_Exercise aim_
Every line below is to be quoted exactly, with nothing added or dropped.

_Exercise material_
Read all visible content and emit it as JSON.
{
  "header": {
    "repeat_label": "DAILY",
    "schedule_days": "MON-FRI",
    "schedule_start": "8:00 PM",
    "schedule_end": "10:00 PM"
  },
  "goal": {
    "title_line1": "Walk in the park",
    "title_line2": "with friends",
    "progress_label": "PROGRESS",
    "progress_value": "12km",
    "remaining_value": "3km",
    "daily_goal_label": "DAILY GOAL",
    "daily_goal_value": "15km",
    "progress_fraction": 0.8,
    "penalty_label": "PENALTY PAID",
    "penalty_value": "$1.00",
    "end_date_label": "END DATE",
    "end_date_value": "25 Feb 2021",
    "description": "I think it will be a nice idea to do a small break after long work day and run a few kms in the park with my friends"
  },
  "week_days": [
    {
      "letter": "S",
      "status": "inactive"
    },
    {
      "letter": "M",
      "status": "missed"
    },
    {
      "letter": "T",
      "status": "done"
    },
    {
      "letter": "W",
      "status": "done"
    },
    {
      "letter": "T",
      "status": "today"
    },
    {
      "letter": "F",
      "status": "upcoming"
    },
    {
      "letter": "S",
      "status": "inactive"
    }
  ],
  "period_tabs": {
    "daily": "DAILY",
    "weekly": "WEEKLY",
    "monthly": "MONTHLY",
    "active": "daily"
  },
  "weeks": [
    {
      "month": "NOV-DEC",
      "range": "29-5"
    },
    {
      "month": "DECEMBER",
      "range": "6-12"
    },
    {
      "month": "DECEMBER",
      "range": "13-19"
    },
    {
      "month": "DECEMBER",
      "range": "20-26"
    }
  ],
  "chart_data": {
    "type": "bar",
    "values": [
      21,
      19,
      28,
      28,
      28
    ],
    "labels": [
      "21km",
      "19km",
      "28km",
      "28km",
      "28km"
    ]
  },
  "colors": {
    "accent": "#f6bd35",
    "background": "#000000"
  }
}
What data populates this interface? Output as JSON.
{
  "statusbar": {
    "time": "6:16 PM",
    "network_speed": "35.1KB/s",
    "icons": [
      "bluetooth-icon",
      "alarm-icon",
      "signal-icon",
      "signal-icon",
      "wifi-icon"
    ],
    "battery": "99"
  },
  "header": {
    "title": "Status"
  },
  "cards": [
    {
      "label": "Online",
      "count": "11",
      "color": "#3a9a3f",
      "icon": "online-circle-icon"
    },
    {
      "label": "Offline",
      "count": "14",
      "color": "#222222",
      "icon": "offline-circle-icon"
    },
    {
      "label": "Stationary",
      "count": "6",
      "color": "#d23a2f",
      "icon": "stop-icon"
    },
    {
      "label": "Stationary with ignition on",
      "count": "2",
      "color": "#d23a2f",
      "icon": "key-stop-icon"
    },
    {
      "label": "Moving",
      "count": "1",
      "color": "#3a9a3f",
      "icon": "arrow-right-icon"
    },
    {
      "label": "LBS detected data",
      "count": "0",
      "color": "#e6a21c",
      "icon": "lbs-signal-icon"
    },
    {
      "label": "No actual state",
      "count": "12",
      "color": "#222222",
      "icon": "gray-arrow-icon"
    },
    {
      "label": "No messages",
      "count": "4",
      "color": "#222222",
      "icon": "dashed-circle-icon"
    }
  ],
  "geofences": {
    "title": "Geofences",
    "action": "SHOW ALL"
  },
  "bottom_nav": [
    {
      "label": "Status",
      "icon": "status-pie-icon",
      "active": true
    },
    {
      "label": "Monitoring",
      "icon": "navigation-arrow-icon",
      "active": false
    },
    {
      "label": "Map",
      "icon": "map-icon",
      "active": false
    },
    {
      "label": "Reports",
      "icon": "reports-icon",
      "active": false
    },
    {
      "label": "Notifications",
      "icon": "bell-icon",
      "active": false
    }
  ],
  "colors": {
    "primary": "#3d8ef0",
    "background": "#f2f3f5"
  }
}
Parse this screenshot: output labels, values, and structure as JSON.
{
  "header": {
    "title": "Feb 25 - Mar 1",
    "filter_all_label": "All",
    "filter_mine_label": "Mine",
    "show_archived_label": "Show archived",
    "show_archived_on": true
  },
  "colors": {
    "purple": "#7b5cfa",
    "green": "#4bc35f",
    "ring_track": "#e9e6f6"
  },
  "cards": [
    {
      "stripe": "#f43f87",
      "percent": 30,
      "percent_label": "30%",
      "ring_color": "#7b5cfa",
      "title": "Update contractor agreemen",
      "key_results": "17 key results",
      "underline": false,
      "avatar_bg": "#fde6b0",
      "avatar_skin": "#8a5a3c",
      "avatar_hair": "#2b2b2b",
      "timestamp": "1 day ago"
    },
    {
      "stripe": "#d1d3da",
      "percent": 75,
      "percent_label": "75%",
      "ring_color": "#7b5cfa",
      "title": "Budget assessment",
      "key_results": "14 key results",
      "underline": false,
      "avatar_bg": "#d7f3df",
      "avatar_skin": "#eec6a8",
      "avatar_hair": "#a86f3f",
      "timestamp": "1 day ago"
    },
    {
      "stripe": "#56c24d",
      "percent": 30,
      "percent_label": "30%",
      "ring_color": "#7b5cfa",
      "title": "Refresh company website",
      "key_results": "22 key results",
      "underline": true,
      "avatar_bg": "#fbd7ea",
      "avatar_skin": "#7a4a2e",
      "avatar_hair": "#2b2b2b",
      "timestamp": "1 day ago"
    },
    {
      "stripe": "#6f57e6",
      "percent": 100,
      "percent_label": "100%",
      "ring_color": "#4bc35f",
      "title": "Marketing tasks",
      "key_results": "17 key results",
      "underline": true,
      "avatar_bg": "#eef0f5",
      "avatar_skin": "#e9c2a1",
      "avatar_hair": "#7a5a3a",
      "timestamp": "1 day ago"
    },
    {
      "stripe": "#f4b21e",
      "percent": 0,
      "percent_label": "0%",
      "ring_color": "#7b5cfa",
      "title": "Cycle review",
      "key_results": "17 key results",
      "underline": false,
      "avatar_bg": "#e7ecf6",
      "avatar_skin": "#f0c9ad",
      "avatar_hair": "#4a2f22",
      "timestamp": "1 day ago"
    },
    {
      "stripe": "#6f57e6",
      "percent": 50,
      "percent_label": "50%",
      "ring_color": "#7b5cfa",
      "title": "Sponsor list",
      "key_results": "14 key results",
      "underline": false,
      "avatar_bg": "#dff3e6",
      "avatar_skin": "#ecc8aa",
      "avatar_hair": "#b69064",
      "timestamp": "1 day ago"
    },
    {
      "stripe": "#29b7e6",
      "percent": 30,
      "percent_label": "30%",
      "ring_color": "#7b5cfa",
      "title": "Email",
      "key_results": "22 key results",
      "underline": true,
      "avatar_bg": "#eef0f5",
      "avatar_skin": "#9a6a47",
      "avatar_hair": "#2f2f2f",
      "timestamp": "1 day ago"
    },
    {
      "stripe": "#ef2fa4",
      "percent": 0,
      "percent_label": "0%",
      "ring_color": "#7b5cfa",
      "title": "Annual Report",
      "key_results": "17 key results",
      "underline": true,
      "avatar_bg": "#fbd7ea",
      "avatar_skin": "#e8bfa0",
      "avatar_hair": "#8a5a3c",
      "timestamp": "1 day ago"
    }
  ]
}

_Result_
Read all visible content and emit it as JSON.
{
  "header": {
    "repeat_label": "DAILY",
    "schedule_days": "MON-FRI",
    "schedule_start": "8:00 PM",
    "schedule_end": "10:00 PM"
  },
  "goal": {
    "title_line1": "Walk in the park",
    "title_line2": "with friends",
    "progress_label": "PROGRESS",
    "progress_value": "12km",
    "remaining_value": "3km",
    "daily_goal_label": "DAILY GOAL",
    "daily_goal_value": "15km",
    "progress_fraction": 0.8,
    "penalty_label": "PENALTY PAID",
    "penalty_value": "$1.00",
    "end_date_label": "END DATE",
    "end_date_value": "25 Feb 2021",
    "description": "I think it will be a nice idea to do a small break after long work day and run a few kms in the park with my friends"
  },
  "week_days": [
    {
      "letter": "S",
      "status": "inactive"
    },
    {
      "letter": "M",
      "status": "missed"
    },
    {
      "letter": "T",
      "status": "done"
    },
    {
      "letter": "W",
      "status": "done"
    },
    {
      "letter": "T",
      "status": "today"
    },
    {
      "letter": "F",
      "status": "upcoming"
    },
    {
      "letter": "S",
      "status": "inactive"
    }
  ],
  "period_tabs": {
    "daily": "DAILY",
    "weekly": "WEEKLY",
    "monthly": "MONTHLY",
    "active": "daily"
  },
  "weeks": [
    {
      "month": "NOV-DEC",
      "range": "29-5"
    },
    {
      "month": "DECEMBER",
      "range": "6-12"
    },
    {
      "month": "DECEMBER",
      "range": "13-19"
    },
    {
      "month": "DECEMBER",
      "range": "20-26"
    }
  ],
  "chart_data": {
    "type": "bar",
    "values": [
      21,
      19,
      28,
      28,
      28
    ],
    "labels": [
      "21km",
      "19km",
      "28km",
      "28km",
      "28km"
    ]
  },
  "colors": {
    "accent": "#f6bd35",
    "background": "#000000"
  }
}
What data populates this interface? Output as JSON.
{
  "statusbar": {
    "time": "6:16 PM",
    "network_speed": "35.1KB/s",
    "icons": [
      "bluetooth-icon",
      "alarm-icon",
      "signal-icon",
      "signal-icon",
      "wifi-icon"
    ],
    "battery": "99"
  },
  "header": {
    "title": "Status"
  },
  "cards": [
    {
      "label": "Online",
      "count": "11",
      "color": "#3a9a3f",
      "icon": "online-circle-icon"
    },
    {
      "label": "Offline",
      "count": "14",
      "color": "#222222",
      "icon": "offline-circle-icon"
    },
    {
      "label": "Stationary",
      "count": "6",
      "color": "#d23a2f",
      "icon": "stop-icon"
    },
    {
      "label": "Stationary with ignition on",
      "count": "2",
      "color": "#d23a2f",
      "icon": "key-stop-icon"
    },
    {
      "label": "Moving",
      "count": "1",
      "color": "#3a9a3f",
      "icon": "arrow-right-icon"
    },
    {
      "label": "LBS detected data",
      "count": "0",
      "color": "#e6a21c",
      "icon": "lbs-signal-icon"
    },
    {
      "label": "No actual state",
      "count": "12",
      "color": "#222222",
      "icon": "gray-arrow-icon"
    },
    {
      "label": "No messages",
      "count": "4",
      "color": "#222222",
      "icon": "dashed-circle-icon"
    }
  ],
  "geofences": {
    "title": "Geofences",
    "action": "SHOW ALL"
  },
  "bottom_nav": [
    {
      "label": "Status",
      "icon": "status-pie-icon",
      "active": true
    },
    {
      "label": "Monitoring",
      "icon": "navigation-arrow-icon",
      "active": false
    },
    {
      "label": "Map",
      "icon": "map-icon",
      "active": false
    },
    {
      "label": "Reports",
      "icon": "reports-icon",
      "active": false
    },
    {
      "label": "Notifications",
      "icon": "bell-icon",
      "active": false
    }
  ],
  "colors": {
    "primary": "#3d8ef0",
    "background": "#f2f3f5"
  }
}
Parse this screenshot: output labels, values, and structure as JSON.
{
  "header": {
    "title": "Feb 25 - Mar 1",
    "filter_all_label": "All",
    "filter_mine_label": "Mine",
    "show_archived_label": "Show archived",
    "show_archived_on": true
  },
  "colors": {
    "purple": "#7b5cfa",
    "green": "#4bc35f",
    "ring_track": "#e9e6f6"
  },
  "cards": [
    {
      "stripe": "#f43f87",
      "percent": 30,
      "percent_label": "30%",
      "ring_color": "#7b5cfa",
      "title": "Update contractor agreemen",
      "key_results": "17 key results",
      "underline": false,
      "avatar_bg": "#fde6b0",
      "avatar_skin": "#8a5a3c",
      "avatar_hair": "#2b2b2b",
      "timestamp": "1 day ago"
    },
    {
      "stripe": "#d1d3da",
      "percent": 75,
      "percent_label": "75%",
      "ring_color": "#7b5cfa",
      "title": "Budget assessment",
      "key_results": "14 key results",
      "underline": false,
      "avatar_bg": "#d7f3df",
      "avatar_skin": "#eec6a8",
      "avatar_hair": "#a86f3f",
      "timestamp": "1 day ago"
    },
    {
      "stripe": "#56c24d",
      "percent": 30,
      "percent_label": "30%",
      "ring_color": "#7b5cfa",
      "title": "Refresh company website",
      "key_results": "22 key results",
      "underline": true,
      "avatar_bg": "#fbd7ea",
      "avatar_skin": "#7a4a2e",
      "avatar_hair": "#2b2b2b",
      "timestamp": "1 day ago"
    },
    {
      "stripe": "#6f57e6",
      "percent": 100,
      "percent_label": "100%",
      "ring_color": "#4bc35f",
      "title": "Marketing tasks",
      "key_results": "17 key results",
      "underline": true,
      "avatar_bg": "#eef0f5",
      "avatar_skin": "#e9c2a1",
      "avatar_hair": "#7a5a3a",
      "timestamp": "1 day ago"
    },
    {
      "stripe": "#f4b21e",
      "percent": 0,
      "percent_label": "0%",
      "ring_color": "#7b5cfa",
      "title": "Cycle review",
      "key_results": "17 key results",
      "underline": false,
      "avatar_bg": "#e7ecf6",
      "avatar_skin": "#f0c9ad",
      "avatar_hair": "#4a2f22",
      "timestamp": "1 day ago"
    },
    {
      "stripe": "#6f57e6",
      "percent": 50,
      "percent_label": "50%",
      "ring_color": "#7b5cfa",
      "title": "Sponsor list",
      "key_results": "14 key results",
      "underline": false,
      "avatar_bg": "#dff3e6",
      "avatar_skin": "#ecc8aa",
      "avatar_hair": "#b69064",
      "timestamp": "1 day ago"
    },
    {
      "stripe": "#29b7e6",
      "percent": 30,
      "percent_label": "30%",
      "ring_color": "#7b5cfa",
      "title": "Email",
      "key_results": "22 key results",
      "underline": true,
      "avatar_bg": "#eef0f5",
      "avatar_skin": "#9a6a47",
      "avatar_hair": "#2f2f2f",
      "timestamp": "1 day ago"
    },
    {
      "stripe": "#ef2fa4",
      "percent": 0,
      "percent_label": "0%",
      "ring_color": "#7b5cfa",
      "title": "Annual Report",
      "key_results": "17 key results",
      "underline": true,
      "avatar_bg": "#fbd7ea",
      "avatar_skin": "#e8bfa0",
      "avatar_hair": "#8a5a3c",
      "timestamp": "1 day ago"
    }
  ]
}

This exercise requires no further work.